Why This Planet's Newly Discovered Ring System Has Scientists Scratching Their Heads

A discovery in the outer reaches of the solar system has given some of the world's top astronomers more questions than it has answers. It's related to the rings of Quaoar, a small body around half the size of Pluto and about 6 billion kilometers away from Earth. An international team of scientists made the discovery using something called HiPERCAM, a highly sensitive camera designed at the University of Sheffield in the United Kingdom. This was then mounted to the world's largest optical telescope. The camera allowed scientists to study Quaoar's rings, which are "too small and faint" to view directly. Instead, they were spotted during a minute-long occultation — which was when Quaoar blocked the light from a distant star. Two "dips in light" were observed before and after the occultation, which scientists believe is caused by Quaoar's rings.

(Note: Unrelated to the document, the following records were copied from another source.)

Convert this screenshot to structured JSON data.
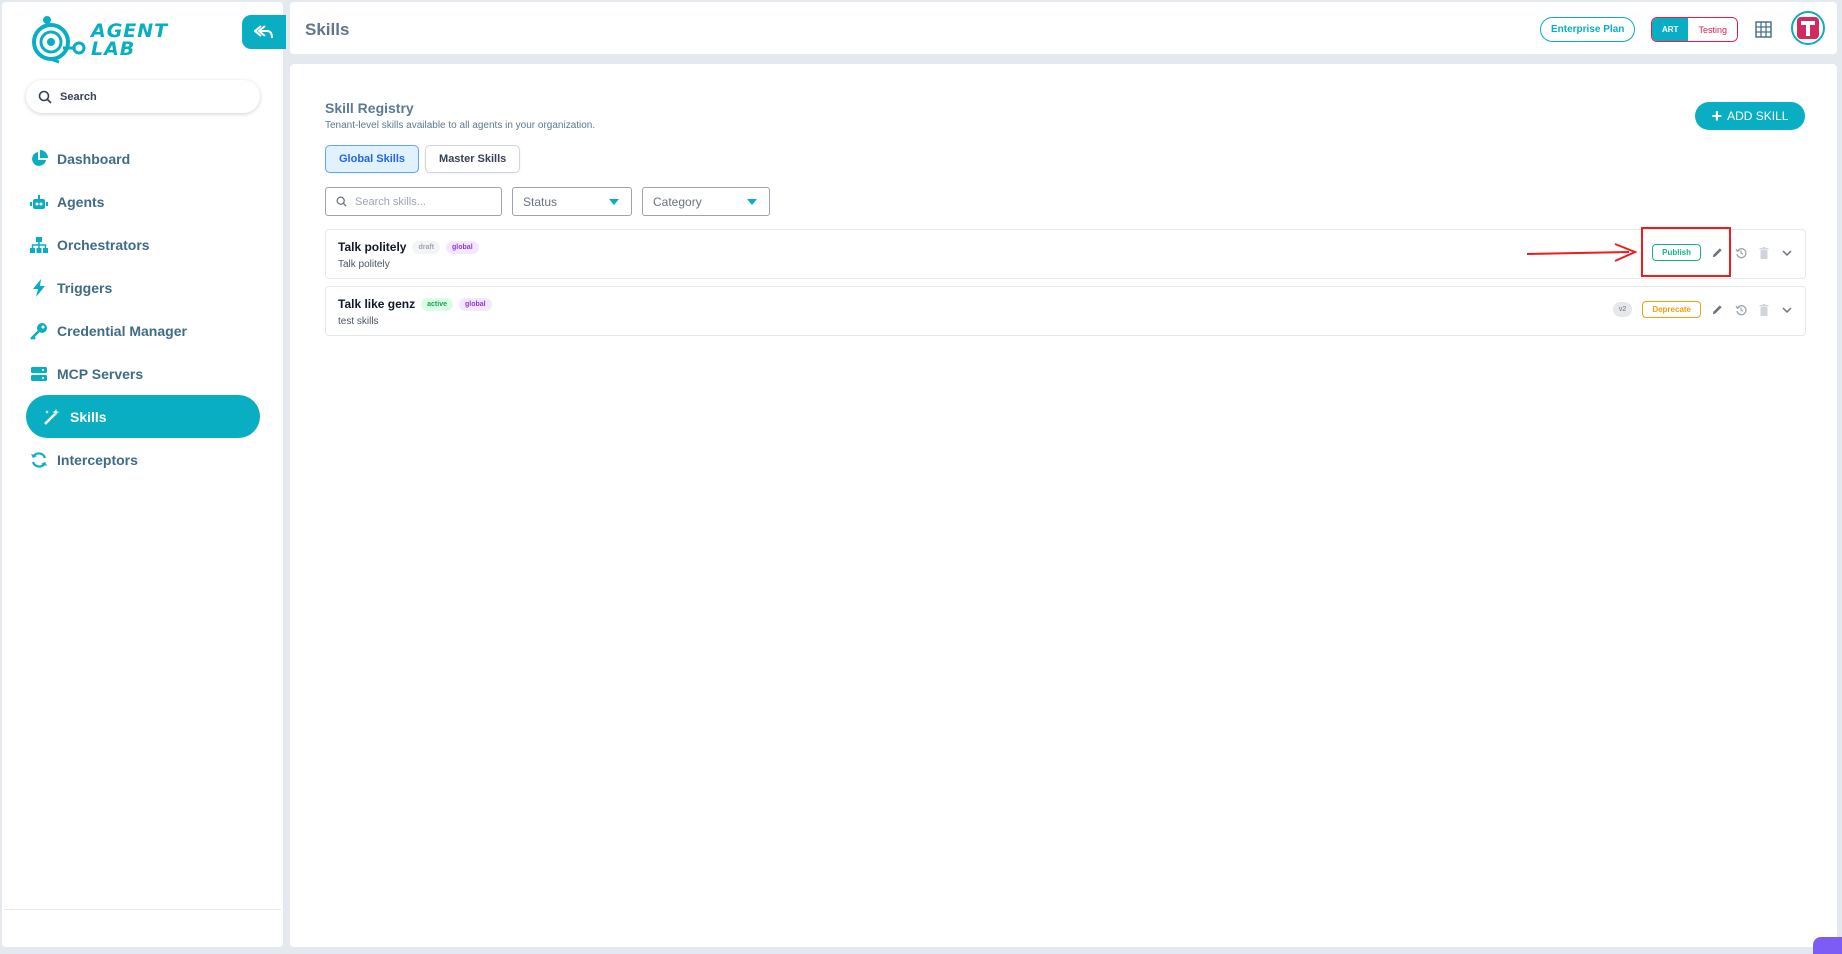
{
  "brand": {
    "line1": "AGENT",
    "line2": "LAB"
  },
  "sidebar": {
    "search_label": "Search",
    "items": [
      {
        "label": "Dashboard",
        "icon": "pie-chart-icon"
      },
      {
        "label": "Agents",
        "icon": "robot-icon"
      },
      {
        "label": "Orchestrators",
        "icon": "hierarchy-icon"
      },
      {
        "label": "Triggers",
        "icon": "lightning-icon"
      },
      {
        "label": "Credential Manager",
        "icon": "key-icon"
      },
      {
        "label": "MCP Servers",
        "icon": "server-icon"
      },
      {
        "label": "Skills",
        "icon": "magic-wand-icon",
        "active": true
      },
      {
        "label": "Interceptors",
        "icon": "refresh-icon"
      }
    ]
  },
  "header": {
    "title": "Skills",
    "plan": "Enterprise Plan",
    "env_primary": "ART",
    "env_secondary": "Testing"
  },
  "registry": {
    "title": "Skill Registry",
    "subtitle": "Tenant-level skills available to all agents in your organization.",
    "add_button": "ADD SKILL",
    "tabs": [
      {
        "label": "Global Skills",
        "active": true
      },
      {
        "label": "Master Skills"
      }
    ],
    "search_placeholder": "Search skills...",
    "status_label": "Status",
    "category_label": "Category"
  },
  "skills": [
    {
      "name": "Talk politely",
      "status": "draft",
      "scope": "global",
      "description": "Talk politely",
      "version": "",
      "action": "Publish"
    },
    {
      "name": "Talk like genz",
      "status": "active",
      "scope": "global",
      "description": "test skills",
      "version": "v2",
      "action": "Deprecate"
    }
  ],
  "colors": {
    "accent": "#0aaec3",
    "annotation": "#ef1c1c"
  }
}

Like Pluto, Quaoar isn't a full-fledged planet; it is what is known as a dwarf planet, which the International Astronomical Union decided was a planet that is in orbit around the sun, maintains a round shape, and had cleared its orbit of debris. Pluto, which was the solar system's ninth proper planet until the definition was updated in 2006, only meets two of the three criteria. Quaoar was discovered in 2002 but never made it onto the list of full-sized planets within the solar system. Despite this, it does have a bit in common with a few of the solar system's planets. Like Neptune, Saturn, and Jupiter, Quaoar has rings — and, according to a recent study published in Nature, Quaoar's rings are particularly interesting.

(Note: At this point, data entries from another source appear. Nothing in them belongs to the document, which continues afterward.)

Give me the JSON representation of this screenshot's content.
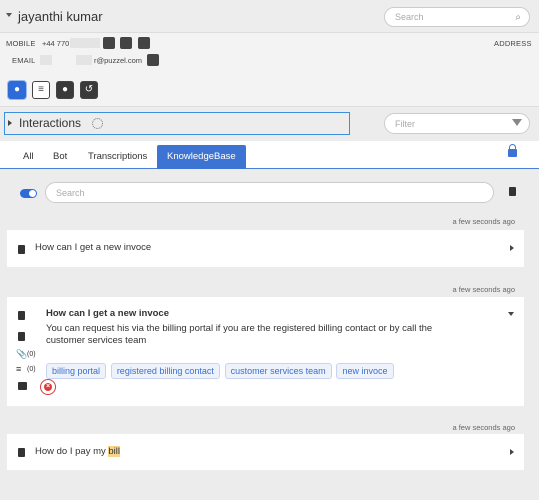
{
  "header": {
    "name": "jayanthi kumar",
    "search_placeholder": "Search"
  },
  "contact": {
    "mobile_label": "MOBILE",
    "mobile_value": "+44 770",
    "email_label": "EMAIL",
    "email_value": "r@puzzel.com",
    "address_label": "ADDRESS"
  },
  "interactions": {
    "title": "Interactions",
    "filter_placeholder": "Filter"
  },
  "tabs": [
    {
      "label": "All"
    },
    {
      "label": "Bot"
    },
    {
      "label": "Transcriptions"
    },
    {
      "label": "KnowledgeBase"
    }
  ],
  "kb": {
    "search_placeholder": "Search",
    "items": [
      {
        "timestamp": "a few seconds ago",
        "question": "How can I get a new invoce"
      },
      {
        "timestamp": "a few seconds ago",
        "question": "How can I get a new invoce",
        "answer": "You can request his via the billing portal if you are the registered billing contact or by call the customer services team",
        "attachments_count": "(0)",
        "list_count": "(0)",
        "tags": [
          "billing portal",
          "registered billing contact",
          "customer services team",
          "new invoce"
        ]
      },
      {
        "timestamp": "a few seconds ago",
        "question_prefix": "How do I pay my ",
        "question_highlight": "bill"
      }
    ]
  },
  "colors": {
    "accent": "#3d74d4",
    "highlight": "#f7d48a",
    "close": "#d93a3a"
  }
}
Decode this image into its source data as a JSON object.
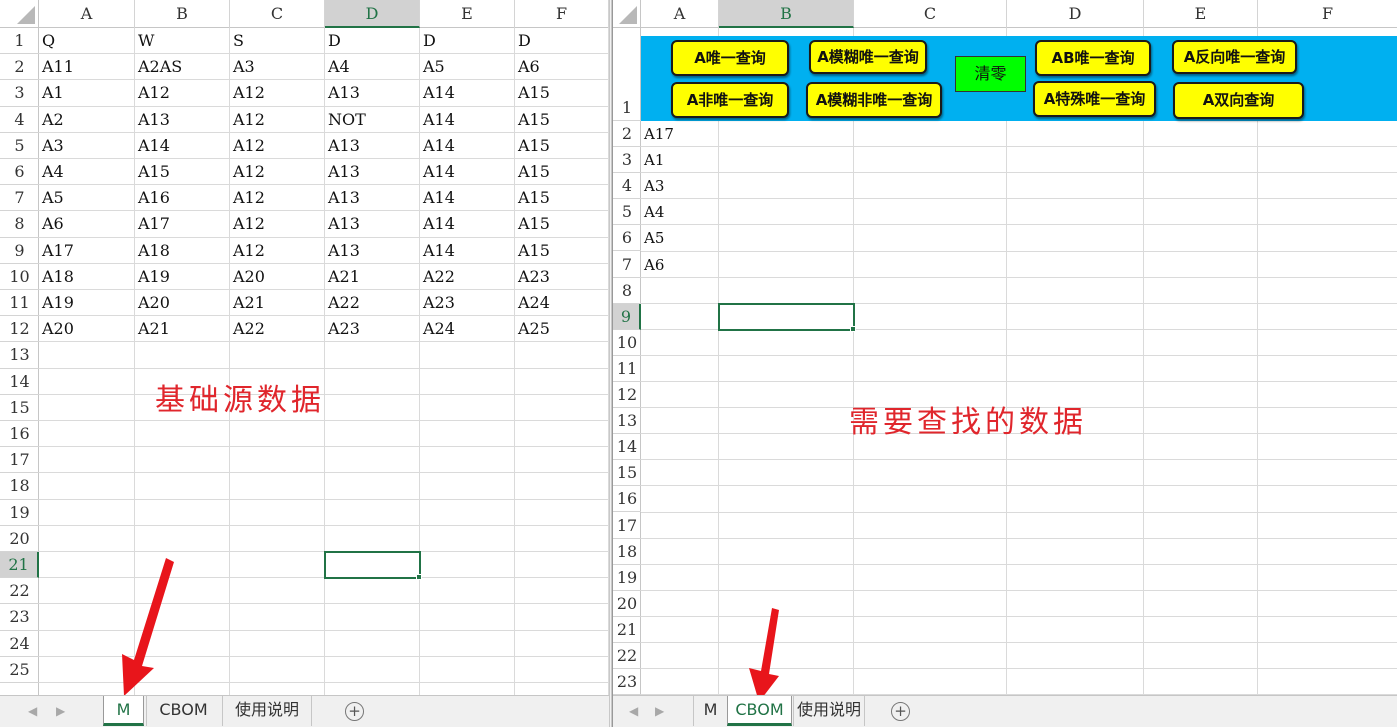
{
  "left_sheet": {
    "columns": [
      "A",
      "B",
      "C",
      "D",
      "E",
      "F"
    ],
    "active_column": "D",
    "row_numbers": [
      "1",
      "2",
      "3",
      "4",
      "5",
      "6",
      "7",
      "8",
      "9",
      "10",
      "11",
      "12",
      "13",
      "14",
      "15",
      "16",
      "17",
      "18",
      "19",
      "20",
      "21",
      "22",
      "23",
      "24",
      "25"
    ],
    "active_row": "21",
    "rows": [
      [
        "Q",
        "W",
        "S",
        "D",
        "D",
        "D"
      ],
      [
        "A11",
        "A2AS",
        "A3",
        "A4",
        "A5",
        "A6"
      ],
      [
        "A1",
        "A12",
        "A12",
        "A13",
        "A14",
        "A15"
      ],
      [
        "A2",
        "A13",
        "A12",
        "NOT",
        "A14",
        "A15"
      ],
      [
        "A3",
        "A14",
        "A12",
        "A13",
        "A14",
        "A15"
      ],
      [
        "A4",
        "A15",
        "A12",
        "A13",
        "A14",
        "A15"
      ],
      [
        "A5",
        "A16",
        "A12",
        "A13",
        "A14",
        "A15"
      ],
      [
        "A6",
        "A17",
        "A12",
        "A13",
        "A14",
        "A15"
      ],
      [
        "A17",
        "A18",
        "A12",
        "A13",
        "A14",
        "A15"
      ],
      [
        "A18",
        "A19",
        "A20",
        "A21",
        "A22",
        "A23"
      ],
      [
        "A19",
        "A20",
        "A21",
        "A22",
        "A23",
        "A24"
      ],
      [
        "A20",
        "A21",
        "A22",
        "A23",
        "A24",
        "A25"
      ]
    ],
    "annotation": "基础源数据",
    "tabs": [
      "M",
      "CBOM",
      "使用说明"
    ],
    "active_tab": "M"
  },
  "right_sheet": {
    "columns": [
      "A",
      "B",
      "C",
      "D",
      "E",
      "F"
    ],
    "active_column": "B",
    "row_numbers": [
      "1",
      "2",
      "3",
      "4",
      "5",
      "6",
      "7",
      "8",
      "9",
      "10",
      "11",
      "12",
      "13",
      "14",
      "15",
      "16",
      "17",
      "18",
      "19",
      "20",
      "21",
      "22",
      "23"
    ],
    "active_row": "9",
    "column_a_values": [
      "A17",
      "A1",
      "A3",
      "A4",
      "A5",
      "A6"
    ],
    "buttons": {
      "unique_lookup": "A唯一查询",
      "non_unique_lookup": "A非唯一查询",
      "fuzzy_unique_lookup": "A模糊唯一查询",
      "fuzzy_non_unique_lookup": "A模糊非唯一查询",
      "clear": "清零",
      "ab_unique_lookup": "AB唯一查询",
      "special_unique_lookup": "A特殊唯一查询",
      "reverse_unique_lookup": "A反向唯一查询",
      "bidirectional_lookup": "A双向查询"
    },
    "annotation": "需要查找的数据",
    "tabs": [
      "M",
      "CBOM",
      "使用说明"
    ],
    "active_tab": "CBOM"
  },
  "colors": {
    "banner": "#00b0f0",
    "button": "#ffff00",
    "clear_button": "#00ff00",
    "selection": "#217346",
    "annotation": "#e0262c"
  }
}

Quaoar is changing the way we think about ring systems

It's not the rarity of ring systems in general that is surprising scientists, nor is it the fact Quaoar has a ring despite its tiny size. What has scientists scratching their heads is the fact that Quaoar's ring system exists twice as far out as they previously thought possible. It's a total of seven "planetary radii" across. The previous maximum width, which scientists refer to as the Roche limit, is around three and a half planetary radii. Before the discovery of Quaoar's rings, it was believed that tidal forces from the primary body would exceed the gravitational force holding the secondary body (the rings in this case) together. The rings would then disintegrate.

Sheffield University's Professor Vik Dhillon, who co-authored the study, discussed what the findings might mean. He says: "It was unexpected to discover this new ring system in our Solar System, and it was doubly unexpected to find the rings so far out from Quaoar, challenging our previous notions of how such rings form. Everyone learns about Saturn's magnificent rings when they're a child, so hopefully this new finding will provide further insight into how they came to be," (via Eurekalert). 

We've known about planetary rings for centuries. Galileo spotted Saturn's rings with a telescope way back in 1610. But while we're aware of their existence, we're still a long way off from understanding them. Astronomers are discovering new things and developing new theories all the time, including one that could explain why Jupiter's rings aren't anywhere near as noticeable as its neighbors.